───── Excerpted records

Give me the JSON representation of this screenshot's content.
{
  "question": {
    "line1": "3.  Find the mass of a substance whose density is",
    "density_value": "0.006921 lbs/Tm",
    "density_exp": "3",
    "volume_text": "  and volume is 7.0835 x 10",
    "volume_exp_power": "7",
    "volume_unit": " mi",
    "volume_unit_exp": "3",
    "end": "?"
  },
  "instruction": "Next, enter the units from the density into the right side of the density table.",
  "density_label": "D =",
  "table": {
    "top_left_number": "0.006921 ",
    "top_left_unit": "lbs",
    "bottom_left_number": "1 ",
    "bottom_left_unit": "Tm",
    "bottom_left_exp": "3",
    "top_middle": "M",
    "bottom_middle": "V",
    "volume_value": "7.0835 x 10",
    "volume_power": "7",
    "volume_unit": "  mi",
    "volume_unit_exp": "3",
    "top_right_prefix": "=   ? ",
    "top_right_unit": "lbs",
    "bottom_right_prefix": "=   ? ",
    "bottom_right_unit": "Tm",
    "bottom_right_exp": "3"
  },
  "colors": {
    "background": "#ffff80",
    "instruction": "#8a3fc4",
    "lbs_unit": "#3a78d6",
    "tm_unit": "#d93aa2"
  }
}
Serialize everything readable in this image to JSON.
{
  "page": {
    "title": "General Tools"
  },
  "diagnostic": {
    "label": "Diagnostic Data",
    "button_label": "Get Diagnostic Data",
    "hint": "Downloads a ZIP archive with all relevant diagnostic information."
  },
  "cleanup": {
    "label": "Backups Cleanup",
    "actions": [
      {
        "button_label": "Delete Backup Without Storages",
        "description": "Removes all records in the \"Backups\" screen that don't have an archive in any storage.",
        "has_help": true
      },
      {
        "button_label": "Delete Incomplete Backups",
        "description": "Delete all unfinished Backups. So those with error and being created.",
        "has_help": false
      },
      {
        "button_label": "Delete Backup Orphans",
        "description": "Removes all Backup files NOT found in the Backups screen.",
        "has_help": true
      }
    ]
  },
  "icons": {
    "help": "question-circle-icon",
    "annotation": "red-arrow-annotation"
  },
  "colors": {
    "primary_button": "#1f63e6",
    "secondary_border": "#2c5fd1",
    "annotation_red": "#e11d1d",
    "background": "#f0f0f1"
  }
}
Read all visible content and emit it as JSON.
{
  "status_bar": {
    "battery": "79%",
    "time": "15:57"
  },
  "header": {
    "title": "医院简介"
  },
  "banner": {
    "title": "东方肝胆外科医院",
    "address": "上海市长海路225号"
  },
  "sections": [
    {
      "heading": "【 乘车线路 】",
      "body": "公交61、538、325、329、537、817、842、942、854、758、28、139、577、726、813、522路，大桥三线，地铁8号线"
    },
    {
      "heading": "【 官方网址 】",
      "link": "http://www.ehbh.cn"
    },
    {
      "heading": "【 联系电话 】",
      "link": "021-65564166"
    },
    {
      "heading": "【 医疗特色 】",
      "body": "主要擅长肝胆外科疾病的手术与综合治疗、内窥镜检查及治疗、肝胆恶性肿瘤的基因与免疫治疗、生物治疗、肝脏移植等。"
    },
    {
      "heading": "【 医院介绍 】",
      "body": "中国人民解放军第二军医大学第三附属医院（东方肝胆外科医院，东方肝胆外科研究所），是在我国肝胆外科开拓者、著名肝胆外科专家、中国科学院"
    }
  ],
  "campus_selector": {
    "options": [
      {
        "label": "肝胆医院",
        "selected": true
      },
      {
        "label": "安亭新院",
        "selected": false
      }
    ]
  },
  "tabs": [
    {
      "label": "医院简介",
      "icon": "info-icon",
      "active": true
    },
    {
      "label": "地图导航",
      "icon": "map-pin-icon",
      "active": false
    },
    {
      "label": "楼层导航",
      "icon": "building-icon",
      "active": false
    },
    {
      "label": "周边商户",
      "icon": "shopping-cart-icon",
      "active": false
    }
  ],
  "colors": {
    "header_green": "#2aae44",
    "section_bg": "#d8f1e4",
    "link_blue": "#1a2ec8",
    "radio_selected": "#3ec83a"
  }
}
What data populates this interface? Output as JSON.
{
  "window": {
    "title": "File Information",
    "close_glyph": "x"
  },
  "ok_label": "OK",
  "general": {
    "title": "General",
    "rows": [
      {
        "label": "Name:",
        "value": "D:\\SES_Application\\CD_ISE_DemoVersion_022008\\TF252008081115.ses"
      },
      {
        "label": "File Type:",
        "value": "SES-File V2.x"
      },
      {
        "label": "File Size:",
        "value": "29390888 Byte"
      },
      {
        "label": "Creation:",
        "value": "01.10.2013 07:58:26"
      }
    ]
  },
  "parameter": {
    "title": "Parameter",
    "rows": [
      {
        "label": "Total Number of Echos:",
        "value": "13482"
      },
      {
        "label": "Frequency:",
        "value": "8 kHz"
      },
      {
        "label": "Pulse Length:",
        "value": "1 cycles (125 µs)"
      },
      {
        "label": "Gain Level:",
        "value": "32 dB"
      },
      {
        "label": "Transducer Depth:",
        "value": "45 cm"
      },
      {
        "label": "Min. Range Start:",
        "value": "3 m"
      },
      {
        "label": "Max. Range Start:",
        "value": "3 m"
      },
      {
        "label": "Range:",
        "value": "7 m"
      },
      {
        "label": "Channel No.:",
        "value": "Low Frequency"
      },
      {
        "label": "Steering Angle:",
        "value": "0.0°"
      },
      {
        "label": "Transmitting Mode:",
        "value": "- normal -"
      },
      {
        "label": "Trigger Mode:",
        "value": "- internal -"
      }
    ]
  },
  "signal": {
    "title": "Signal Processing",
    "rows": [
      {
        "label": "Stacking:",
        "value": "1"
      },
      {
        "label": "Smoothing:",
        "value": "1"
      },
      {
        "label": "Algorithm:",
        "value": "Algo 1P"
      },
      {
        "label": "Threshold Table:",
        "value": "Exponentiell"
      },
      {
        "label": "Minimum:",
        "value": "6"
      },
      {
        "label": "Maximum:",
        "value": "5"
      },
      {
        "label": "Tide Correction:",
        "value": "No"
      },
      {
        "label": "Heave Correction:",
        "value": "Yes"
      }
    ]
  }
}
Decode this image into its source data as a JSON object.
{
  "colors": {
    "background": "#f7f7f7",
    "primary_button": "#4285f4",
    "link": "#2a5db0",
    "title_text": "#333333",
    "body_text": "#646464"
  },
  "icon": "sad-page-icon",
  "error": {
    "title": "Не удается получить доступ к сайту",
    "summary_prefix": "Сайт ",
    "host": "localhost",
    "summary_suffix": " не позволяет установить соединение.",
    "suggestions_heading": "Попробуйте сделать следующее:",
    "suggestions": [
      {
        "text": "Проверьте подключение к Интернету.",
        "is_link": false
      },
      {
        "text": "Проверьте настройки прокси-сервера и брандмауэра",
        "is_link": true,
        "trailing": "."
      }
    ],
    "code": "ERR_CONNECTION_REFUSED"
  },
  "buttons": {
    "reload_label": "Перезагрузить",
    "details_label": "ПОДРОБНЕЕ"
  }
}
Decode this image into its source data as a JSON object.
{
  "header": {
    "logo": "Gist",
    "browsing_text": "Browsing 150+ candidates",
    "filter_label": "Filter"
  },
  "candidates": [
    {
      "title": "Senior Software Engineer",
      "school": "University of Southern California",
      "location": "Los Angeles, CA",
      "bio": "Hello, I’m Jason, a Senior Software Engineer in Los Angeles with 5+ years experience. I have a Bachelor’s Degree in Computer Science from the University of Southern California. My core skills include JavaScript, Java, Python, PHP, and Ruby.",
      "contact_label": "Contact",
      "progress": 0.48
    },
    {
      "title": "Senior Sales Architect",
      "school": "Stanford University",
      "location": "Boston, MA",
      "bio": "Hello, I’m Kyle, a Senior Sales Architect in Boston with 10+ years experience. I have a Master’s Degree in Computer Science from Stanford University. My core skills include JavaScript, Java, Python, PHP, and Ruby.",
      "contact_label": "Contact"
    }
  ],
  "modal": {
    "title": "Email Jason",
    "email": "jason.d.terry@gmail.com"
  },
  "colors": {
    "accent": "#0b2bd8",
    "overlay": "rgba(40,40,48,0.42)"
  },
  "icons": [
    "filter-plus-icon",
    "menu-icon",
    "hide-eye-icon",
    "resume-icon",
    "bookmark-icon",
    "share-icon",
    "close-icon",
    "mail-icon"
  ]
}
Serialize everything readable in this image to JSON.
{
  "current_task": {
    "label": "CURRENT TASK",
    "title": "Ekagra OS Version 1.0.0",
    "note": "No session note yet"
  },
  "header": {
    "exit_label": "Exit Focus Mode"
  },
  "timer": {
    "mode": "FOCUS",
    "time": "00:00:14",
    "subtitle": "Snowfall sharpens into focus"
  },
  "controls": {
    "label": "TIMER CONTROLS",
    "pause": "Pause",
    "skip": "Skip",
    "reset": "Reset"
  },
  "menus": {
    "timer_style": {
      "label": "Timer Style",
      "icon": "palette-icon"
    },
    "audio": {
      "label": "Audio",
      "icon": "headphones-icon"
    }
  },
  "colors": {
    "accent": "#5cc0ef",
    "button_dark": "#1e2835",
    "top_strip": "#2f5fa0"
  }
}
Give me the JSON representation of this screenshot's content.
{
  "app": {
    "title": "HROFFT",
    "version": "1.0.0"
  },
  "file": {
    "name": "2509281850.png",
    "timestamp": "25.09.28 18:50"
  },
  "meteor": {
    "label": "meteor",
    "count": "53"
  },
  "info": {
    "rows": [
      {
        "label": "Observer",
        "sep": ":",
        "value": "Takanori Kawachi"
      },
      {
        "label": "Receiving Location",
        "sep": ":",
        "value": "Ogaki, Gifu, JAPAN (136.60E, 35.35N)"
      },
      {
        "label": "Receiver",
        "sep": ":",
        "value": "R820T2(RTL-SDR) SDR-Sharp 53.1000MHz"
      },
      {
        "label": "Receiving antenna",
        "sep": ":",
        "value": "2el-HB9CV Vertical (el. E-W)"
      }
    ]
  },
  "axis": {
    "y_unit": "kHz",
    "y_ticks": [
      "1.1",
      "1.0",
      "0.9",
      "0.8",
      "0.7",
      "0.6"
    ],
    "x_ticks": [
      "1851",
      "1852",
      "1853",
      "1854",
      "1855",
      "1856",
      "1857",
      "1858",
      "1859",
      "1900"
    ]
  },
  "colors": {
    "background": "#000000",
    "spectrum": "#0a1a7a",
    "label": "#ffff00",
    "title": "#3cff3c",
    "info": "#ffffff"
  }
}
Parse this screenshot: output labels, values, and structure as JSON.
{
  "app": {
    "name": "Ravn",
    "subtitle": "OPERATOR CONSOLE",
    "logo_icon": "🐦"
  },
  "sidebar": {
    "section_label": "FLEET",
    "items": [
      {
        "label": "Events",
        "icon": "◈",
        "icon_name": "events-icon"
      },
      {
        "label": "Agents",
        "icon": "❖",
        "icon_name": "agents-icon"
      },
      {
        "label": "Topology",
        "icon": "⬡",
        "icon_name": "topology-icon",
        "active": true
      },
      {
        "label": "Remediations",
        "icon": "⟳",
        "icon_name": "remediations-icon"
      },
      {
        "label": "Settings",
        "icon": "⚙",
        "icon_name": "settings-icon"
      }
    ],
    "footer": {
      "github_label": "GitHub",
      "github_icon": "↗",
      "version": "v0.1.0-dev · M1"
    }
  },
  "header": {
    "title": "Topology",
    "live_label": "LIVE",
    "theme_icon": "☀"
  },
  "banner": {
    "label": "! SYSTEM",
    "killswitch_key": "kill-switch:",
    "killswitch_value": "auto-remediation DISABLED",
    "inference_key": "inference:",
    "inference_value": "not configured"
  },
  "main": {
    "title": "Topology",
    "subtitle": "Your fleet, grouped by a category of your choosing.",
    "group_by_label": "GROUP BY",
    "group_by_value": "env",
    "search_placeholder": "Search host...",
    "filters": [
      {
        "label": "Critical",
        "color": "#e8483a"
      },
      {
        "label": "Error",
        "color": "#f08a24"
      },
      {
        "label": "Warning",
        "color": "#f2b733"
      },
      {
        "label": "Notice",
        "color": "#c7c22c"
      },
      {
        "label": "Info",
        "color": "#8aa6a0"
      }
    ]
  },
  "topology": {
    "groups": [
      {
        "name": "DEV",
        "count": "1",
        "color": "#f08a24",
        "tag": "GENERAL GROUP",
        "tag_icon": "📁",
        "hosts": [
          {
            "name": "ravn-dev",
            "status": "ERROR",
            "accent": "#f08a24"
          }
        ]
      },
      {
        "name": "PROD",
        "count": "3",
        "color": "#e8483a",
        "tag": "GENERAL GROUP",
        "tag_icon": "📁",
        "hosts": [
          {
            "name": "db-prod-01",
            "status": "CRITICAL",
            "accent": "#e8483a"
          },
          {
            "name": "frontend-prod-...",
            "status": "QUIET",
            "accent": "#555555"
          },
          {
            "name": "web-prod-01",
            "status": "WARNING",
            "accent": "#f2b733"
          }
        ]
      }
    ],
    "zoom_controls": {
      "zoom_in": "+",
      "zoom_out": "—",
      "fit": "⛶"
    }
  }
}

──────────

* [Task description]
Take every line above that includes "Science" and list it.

* [Response to this task]
      "bio": "Hello, I’m Jason, a Senior Software Engineer in Los Angeles with 5+ years experience. I have a Bachelor’s Degree in Computer Science from the University of Southern California. My core skills include JavaScript, Java, Python, PHP, and Ruby.",
      "bio": "Hello, I’m Kyle, a Senior Sales Architect in Boston with 10+ years experience. I have a Master’s Degree in Computer Science from Stanford University. My core skills include JavaScript, Java, Python, PHP, and Ruby.",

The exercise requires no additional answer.